Very often people will assume that all debt is ‘bad’. Sometimes owing money or obtaining any form of credit is considered indicative of poor money management skills. However, this is simply not true. Debt and credit can serve very useful and positive functions. Used correctly and with care, the use of credit and even debt can be ‘good’.
Good debt is a planned and budgeted for investment in your financial future. Sometimes having a small debt now can prevent a much larger expenditure later. Good credit can be used to purchase assets that can depreciate only very slowly or in some instances grow to be worth more in time.
Mortgage – Investing in bricks and mortar has long been the long-term investment of choice for many. For most people, they can look forward to their home increasing in value over the course of several years. Of course, short-term fluctuations in the housing market might see your home drop in price temporarily, but over the longer-term you are likely to make a profit. In addition, mortgage interest rates tend to be lower than many other types of credit.
Car or other vehicle loan – An affordable car (or other vehicle) purchased with credit is a good example of an asset that provides a good, long-term return for your debt. Of course, cars, vans and other vehicles do typically go down in value over time, so the benefit is not in its resale value, but rather in the practical benefits of having a reliable means of transport – especially if this is required for work or your own business.
However, there comes a point where a car loan can become a ‘bad’ debt – for example, spending a lot more to purchase a new or luxury vehicle where an affordable alternative will do just as well. Buying a brand-new Rolls Royce for a commute trip to your workplace of just 10 min is a rather extreme but illustrative example.
Student loan – This is a good form of debt where you are investing in your own future employment prospects. For many, a University degree or college education enables them to reap the rewards of a higher-paying job with better career prospects. Of course, this does mean starting out your career with large debt, but this is offset by the low interest rates and the fact that you will not be required to repay this until you are earning a certain amount.
Credit building debt – It’s an unfortunate truth that in order to get a good credit score (or repair a bad one) you must first get credit in some form. Younger people who are looking to access credit for the first time will find that they are considered a ‘bad’ risk. This is not because they have demonstrated poor money management skills, but rather the lender has nothing to base their assessment on as to how they will deal with credit.
For these people (and those rebuilding a credit history), having debt that you are actively repaying, on time and with no problems, is a good thing and works to improve their financial standing.
Business loans – In the case of business, loans that help the business grow and prosper are a positive use of credit. This is especially true if the business succeeds and become much more valuable as a result.
Bad debt adds little or nothing at all to your overall assets or prospects. This is the money paid for items that decrease in value quickly or may have no value at all after the initial purchase.
Credit card debts – Unless you are wisely using a 0% interest purchase credit card, items that are bought using a credit card come with relatively high interest rates. If you don’t pay off the whole amount every month, the money owed in interest can quickly outstrip the value of the asset purchased.

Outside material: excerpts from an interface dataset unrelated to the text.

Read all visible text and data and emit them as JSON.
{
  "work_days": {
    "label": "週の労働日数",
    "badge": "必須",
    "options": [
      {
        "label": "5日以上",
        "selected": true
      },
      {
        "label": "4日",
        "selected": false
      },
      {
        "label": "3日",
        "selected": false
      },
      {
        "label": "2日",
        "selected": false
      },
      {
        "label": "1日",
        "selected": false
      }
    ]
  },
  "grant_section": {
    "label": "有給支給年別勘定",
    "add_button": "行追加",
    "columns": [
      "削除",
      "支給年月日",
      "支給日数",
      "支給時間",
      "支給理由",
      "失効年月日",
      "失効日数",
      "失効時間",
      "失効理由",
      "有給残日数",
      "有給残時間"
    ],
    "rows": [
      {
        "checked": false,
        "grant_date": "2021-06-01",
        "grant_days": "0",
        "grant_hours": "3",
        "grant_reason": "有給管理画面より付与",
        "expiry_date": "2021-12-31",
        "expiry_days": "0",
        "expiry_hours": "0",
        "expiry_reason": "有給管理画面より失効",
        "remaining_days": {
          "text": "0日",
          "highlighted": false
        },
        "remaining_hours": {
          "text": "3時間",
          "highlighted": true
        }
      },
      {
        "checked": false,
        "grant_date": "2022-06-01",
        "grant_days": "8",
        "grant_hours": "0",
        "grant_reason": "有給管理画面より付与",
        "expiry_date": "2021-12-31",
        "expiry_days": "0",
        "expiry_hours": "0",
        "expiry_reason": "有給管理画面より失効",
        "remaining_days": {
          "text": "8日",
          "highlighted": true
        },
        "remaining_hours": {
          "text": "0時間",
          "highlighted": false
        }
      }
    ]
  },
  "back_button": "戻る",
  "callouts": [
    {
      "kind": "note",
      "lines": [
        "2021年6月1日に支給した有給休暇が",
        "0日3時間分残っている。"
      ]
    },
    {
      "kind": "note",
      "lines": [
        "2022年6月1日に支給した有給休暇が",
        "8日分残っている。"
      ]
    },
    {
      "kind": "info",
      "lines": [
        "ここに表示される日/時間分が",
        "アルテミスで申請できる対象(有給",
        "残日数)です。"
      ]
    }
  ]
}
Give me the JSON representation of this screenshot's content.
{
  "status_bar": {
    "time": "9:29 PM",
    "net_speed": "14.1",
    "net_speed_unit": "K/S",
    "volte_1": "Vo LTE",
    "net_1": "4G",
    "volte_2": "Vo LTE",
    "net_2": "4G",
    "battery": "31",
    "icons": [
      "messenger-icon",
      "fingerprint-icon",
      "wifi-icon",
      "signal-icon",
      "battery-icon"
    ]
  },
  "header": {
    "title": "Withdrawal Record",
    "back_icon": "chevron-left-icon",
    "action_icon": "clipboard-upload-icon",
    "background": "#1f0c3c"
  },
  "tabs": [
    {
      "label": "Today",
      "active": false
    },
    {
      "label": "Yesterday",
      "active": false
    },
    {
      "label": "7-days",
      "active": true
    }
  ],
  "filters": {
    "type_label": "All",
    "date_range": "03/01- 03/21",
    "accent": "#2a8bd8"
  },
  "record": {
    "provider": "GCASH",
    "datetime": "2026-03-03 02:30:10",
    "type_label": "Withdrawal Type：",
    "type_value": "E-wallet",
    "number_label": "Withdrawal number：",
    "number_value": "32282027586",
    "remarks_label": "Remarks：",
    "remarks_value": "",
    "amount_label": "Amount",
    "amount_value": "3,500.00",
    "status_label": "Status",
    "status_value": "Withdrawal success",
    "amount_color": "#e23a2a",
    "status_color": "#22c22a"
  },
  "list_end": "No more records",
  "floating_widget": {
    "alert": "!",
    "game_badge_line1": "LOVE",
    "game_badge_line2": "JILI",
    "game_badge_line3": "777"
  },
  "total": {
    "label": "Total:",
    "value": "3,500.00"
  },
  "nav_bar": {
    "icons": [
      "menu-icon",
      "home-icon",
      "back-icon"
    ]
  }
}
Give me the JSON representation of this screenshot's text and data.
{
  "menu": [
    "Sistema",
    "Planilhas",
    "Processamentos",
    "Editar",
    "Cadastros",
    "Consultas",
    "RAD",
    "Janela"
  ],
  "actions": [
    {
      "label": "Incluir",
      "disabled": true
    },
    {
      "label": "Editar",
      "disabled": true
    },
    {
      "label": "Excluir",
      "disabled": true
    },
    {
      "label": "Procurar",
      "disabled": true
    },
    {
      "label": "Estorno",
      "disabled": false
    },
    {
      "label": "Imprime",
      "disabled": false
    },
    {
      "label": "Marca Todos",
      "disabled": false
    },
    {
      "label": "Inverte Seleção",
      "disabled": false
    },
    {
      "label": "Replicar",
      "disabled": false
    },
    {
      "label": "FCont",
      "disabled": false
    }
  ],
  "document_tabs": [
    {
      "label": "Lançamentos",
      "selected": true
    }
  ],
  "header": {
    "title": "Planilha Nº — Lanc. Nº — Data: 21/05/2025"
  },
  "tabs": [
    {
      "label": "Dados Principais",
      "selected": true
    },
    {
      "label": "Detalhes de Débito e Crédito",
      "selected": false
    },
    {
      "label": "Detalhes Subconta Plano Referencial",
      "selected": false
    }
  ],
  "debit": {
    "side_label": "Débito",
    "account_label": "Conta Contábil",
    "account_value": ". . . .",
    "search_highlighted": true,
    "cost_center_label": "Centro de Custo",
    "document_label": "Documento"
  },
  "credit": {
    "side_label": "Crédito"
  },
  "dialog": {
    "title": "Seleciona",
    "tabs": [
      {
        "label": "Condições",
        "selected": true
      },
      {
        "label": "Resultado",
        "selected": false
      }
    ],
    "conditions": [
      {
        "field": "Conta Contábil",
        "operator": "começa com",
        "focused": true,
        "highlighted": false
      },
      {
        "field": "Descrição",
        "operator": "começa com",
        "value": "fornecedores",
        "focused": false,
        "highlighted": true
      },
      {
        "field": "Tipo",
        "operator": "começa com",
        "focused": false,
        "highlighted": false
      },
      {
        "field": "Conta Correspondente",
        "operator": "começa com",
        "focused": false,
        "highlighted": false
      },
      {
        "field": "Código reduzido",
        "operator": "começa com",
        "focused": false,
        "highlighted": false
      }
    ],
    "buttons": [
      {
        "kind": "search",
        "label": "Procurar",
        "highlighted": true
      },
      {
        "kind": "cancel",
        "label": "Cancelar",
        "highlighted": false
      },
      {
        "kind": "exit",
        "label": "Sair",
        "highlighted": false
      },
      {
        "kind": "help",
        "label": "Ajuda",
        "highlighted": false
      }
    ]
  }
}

This becomes even worse if you are using a credit card for purchasing things like restaurant meals or holidays. These are things that leave you with no discernible assets (beyond sheer enjoyment) and consequently can be seen as ‘bad’.
Payday loans – It’s hard to imagine a form of credit that makes you pay so much for so little. These short-term loans are intended for small amounts taken out over less than 30 days. With interest rates that can be around 1000% p.a., these can quickly escalate to be a highly expensive way of using credit.
Borrowing money to service other debts – Using credit to service the repayments on another debt is an excellent example of ‘bad’ debt. For example, using a cash advance from one credit card to pay off the minimum amount on another does nothing to resolve the original debt and will result in high interest rates and even more fees to be paid on the cash advance.
Where possible, avoid using credit to pay for assets that depreciate in value very quickly (such as clothes, meals out and luxury holidays) and when you cannot repay the total borrowed in less than a month.
Disclaimer: This information is intended solely to provide guidance and is not financial advice. Moneyfacts will not be liable for any loss arising from your use or reliance on this information. If you are in any doubt, Moneyfacts recommends you obtain independent financial advice.